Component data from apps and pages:
■ ■ ■ ■ ■ ■ ■

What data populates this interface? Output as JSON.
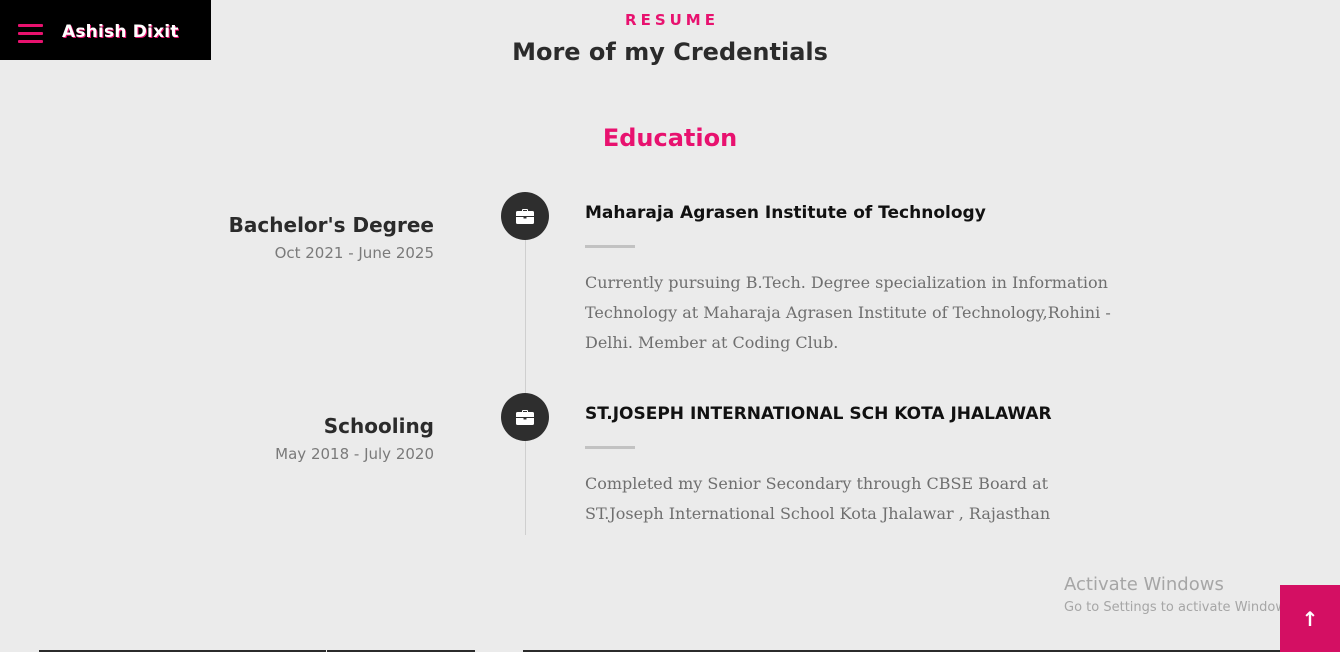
{
  "header": {
    "brand": "Ashish Dixit",
    "menu_icon": "hamburger-menu-icon"
  },
  "section": {
    "kicker": "RESUME",
    "title": "More of my Credentials",
    "sub_heading": "Education"
  },
  "education": [
    {
      "degree": "Bachelor's Degree",
      "dates": "Oct 2021 - June 2025",
      "icon": "briefcase-icon",
      "school": "Maharaja Agrasen Institute of Technology",
      "description": "Currently pursuing B.Tech. Degree specialization in Information Technology at Maharaja Agrasen Institute of Technology,Rohini - Delhi. Member at Coding Club."
    },
    {
      "degree": "Schooling",
      "dates": "May 2018 - July 2020",
      "icon": "briefcase-icon",
      "school": "ST.JOSEPH INTERNATIONAL SCH KOTA JHALAWAR",
      "description": "Completed my Senior Secondary through CBSE Board at ST.Joseph International School Kota Jhalawar , Rajasthan"
    }
  ],
  "watermark": {
    "title": "Activate Windows",
    "subtitle": "Go to Settings to activate Windows."
  },
  "back_to_top": {
    "label": "↑",
    "icon": "arrow-up-icon"
  },
  "colors": {
    "accent": "#e8126f",
    "background": "#ebebeb",
    "nav_background": "#000000",
    "icon_circle": "#2e2e2e",
    "to_top_button": "#d40f63"
  }
}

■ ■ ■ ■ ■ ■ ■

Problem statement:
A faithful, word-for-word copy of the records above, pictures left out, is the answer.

Solution below:
What data populates this interface? Output as JSON.
{
  "header": {
    "brand": "Ashish Dixit",
    "menu_icon": "hamburger-menu-icon"
  },
  "section": {
    "kicker": "RESUME",
    "title": "More of my Credentials",
    "sub_heading": "Education"
  },
  "education": [
    {
      "degree": "Bachelor's Degree",
      "dates": "Oct 2021 - June 2025",
      "icon": "briefcase-icon",
      "school": "Maharaja Agrasen Institute of Technology",
      "description": "Currently pursuing B.Tech. Degree specialization in Information Technology at Maharaja Agrasen Institute of Technology,Rohini - Delhi. Member at Coding Club."
    },
    {
      "degree": "Schooling",
      "dates": "May 2018 - July 2020",
      "icon": "briefcase-icon",
      "school": "ST.JOSEPH INTERNATIONAL SCH KOTA JHALAWAR",
      "description": "Completed my Senior Secondary through CBSE Board at ST.Joseph International School Kota Jhalawar , Rajasthan"
    }
  ],
  "watermark": {
    "title": "Activate Windows",
    "subtitle": "Go to Settings to activate Windows."
  },
  "back_to_top": {
    "label": "↑",
    "icon": "arrow-up-icon"
  },
  "colors": {
    "accent": "#e8126f",
    "background": "#ebebeb",
    "nav_background": "#000000",
    "icon_circle": "#2e2e2e",
    "to_top_button": "#d40f63"
  }
}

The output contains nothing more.